Congressman Ryan was just at the wrong place at the wrong time. He didn’t cause Jim’s mental illness or his crazy response to being held captive in his own “Promised Land.” Jim was fighting several custody issues and could not leave Jonestown without facing possible arrest. Even in Jonestown, his august position was losing ground. From the summer of 1978, he rarely walked freely around the community, something he had always done in Redwood Valley, San Francisco, and Los Angeles. He no longer mingled and made contact with us. He seemed to save his energy only for nighttime meetings and gatherings in the pavilion. Although he would rant about news around the world from the radio room in the daytime, people tuned him out and life went on around Jonestown. I know that when I heard other survivors discuss Jim’s rantings, I couldn’t even remember enough about them to participate in the conversation. I was sometimes away from the center of Jonestown, working in outlying fields, but when I did hear the messages, they were either not audible or not memorable.

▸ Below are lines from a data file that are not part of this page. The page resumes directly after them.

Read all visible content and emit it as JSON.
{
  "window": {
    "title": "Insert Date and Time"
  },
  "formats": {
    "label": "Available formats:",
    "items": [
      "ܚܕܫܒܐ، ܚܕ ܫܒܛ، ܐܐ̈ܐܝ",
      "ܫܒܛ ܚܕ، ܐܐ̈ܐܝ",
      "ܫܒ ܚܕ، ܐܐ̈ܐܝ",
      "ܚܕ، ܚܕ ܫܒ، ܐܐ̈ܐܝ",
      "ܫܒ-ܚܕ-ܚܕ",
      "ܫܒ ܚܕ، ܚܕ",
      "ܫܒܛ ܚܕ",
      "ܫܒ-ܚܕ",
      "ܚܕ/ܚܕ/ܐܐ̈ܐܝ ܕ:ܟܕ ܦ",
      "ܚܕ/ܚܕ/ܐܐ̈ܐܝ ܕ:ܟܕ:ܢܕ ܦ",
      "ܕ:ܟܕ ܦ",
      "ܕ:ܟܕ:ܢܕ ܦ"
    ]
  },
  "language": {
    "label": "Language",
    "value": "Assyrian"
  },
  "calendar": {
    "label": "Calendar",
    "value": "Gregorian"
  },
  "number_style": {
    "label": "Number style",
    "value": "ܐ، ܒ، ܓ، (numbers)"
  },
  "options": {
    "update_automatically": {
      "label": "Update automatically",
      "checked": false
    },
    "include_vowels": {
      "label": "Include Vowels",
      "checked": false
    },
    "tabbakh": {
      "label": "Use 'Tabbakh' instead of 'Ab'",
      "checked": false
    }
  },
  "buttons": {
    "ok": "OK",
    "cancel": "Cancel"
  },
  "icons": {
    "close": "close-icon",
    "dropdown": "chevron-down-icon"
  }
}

I really wanted it to be spontaneous. I understand that sometimes people with cancer and victims of abuse deny it so that their lives aren’t flung apart. I always excused Jim for any overzealousness in drills. I thought he was trying to get us to unify and work harder at developing our consciousness within our community. I thought he was focusing our attention back on the goal – a thriving, independent, egalitarian, socialist community. As it turned out, though, the only thing on his mind was the timing for the ending. Ever the thespian, and knowledgeable in Greek tragedy, Jim wanted to pick the most dramatic time to leave the stage, and to take the rest of us with him.

(Laura Johnston Kohl, who had lived in Jonestown but was working in Georgetown on 18 November, died on 19 November 2019 after a long battle with cancer. She was 72. Her writings for this website appear here.)